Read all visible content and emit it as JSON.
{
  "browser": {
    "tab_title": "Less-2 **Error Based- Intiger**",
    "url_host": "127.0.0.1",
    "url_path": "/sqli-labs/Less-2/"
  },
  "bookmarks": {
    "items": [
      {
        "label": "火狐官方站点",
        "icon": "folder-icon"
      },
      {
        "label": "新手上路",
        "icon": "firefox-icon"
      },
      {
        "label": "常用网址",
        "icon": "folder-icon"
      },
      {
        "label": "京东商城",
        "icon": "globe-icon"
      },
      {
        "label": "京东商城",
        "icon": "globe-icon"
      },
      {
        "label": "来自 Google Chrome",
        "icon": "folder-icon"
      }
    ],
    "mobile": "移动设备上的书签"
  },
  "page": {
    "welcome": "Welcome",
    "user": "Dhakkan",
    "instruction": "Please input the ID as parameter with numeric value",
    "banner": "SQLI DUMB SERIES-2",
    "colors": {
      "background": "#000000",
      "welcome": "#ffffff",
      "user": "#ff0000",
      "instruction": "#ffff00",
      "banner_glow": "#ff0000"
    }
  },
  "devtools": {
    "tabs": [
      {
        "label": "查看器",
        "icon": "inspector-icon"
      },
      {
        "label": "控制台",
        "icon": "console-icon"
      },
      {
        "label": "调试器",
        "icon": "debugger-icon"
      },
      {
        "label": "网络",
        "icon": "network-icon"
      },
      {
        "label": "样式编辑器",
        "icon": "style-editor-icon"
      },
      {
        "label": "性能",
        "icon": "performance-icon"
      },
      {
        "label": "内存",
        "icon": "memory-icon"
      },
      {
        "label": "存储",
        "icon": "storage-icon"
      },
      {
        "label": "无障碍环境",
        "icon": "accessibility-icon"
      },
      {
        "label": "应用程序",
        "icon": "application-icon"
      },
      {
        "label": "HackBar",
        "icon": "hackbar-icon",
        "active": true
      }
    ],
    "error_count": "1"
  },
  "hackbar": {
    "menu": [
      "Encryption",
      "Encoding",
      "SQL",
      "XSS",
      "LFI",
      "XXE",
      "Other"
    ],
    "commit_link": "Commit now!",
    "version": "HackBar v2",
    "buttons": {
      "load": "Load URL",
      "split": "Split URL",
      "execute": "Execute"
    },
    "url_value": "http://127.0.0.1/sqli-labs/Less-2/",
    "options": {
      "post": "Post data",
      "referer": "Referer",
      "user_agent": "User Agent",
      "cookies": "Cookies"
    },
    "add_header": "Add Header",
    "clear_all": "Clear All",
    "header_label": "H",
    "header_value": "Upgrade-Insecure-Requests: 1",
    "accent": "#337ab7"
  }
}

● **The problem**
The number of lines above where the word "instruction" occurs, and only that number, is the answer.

● **Completed task**
2